Max More, <firstname.lastname@example.org>, writes:
> Coercion *was* a part of Pizulli's scenario. Sorry if I didn't take the
> time to set the whole thing out. Of course without the coercion, cloning
> legless people for space would be a really dumb thing to do.
This is not so clear to me.
> If those
> individuals didn't want to follow your plan for their lives, they might be
> very pissed that you made them legless when this limits them in a gravity
> field. "Oops! Sorry, Sally. It never occurred to us that you might want to
> live on Earth or in an artificial gravity experiment. Look, we bought you
> some shiny new crutches!"
Under what circumstances is it legitimate to alter the genome and create a genetically altered person who is better adapted to some environments but worse for others? In space, the legless person, or someone with hands instead of feet, may have an advantage. But you can't ask in advance.

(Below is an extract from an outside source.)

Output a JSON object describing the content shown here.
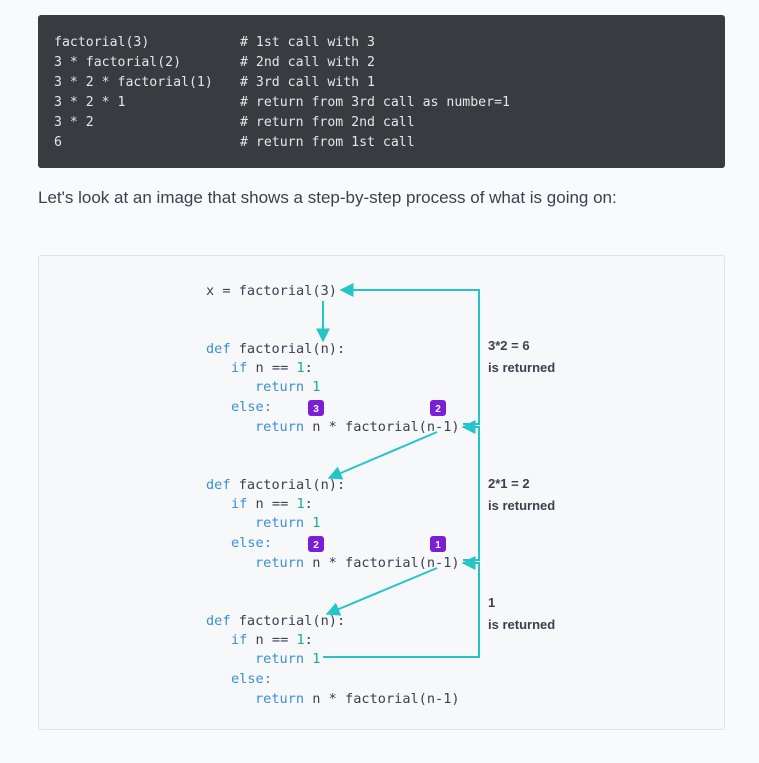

The question is related to the issue of whether it is right to bring children into the world in other circumstances where their choices may be limited.
Historically, people have had the right to raise their offspring into virtually any circumstances. They travel to dangerous new continents and raise children in hard conditions. Nobody asks the kids if they mind; it's impossible to do so until after their born, and then it's too late.
Suppose a ship is being launched to the stars, at relatively slow speeds,
which will take centuries to make the journey. Even with longevity and
hibernation, it is likely that children will be born, just as have been
born on other migrations. This is part of the historical pattern of life,
and doesn't seem to raise new ethical problems.
Bringing kids into such an environment dooms them to life in space
as certainly as biologically adapting them would. If we accept the
historical precedent for parents to have children in environments which
limit their choices, shouldn't we accept that modifying them is equally
Bringing kids into such an environment dooms them to life in space as certainly as biologically adapting them would. If we accept the historical precedent for parents to have children in environments which limit their choices, shouldn't we accept that modifying them is equally permissible?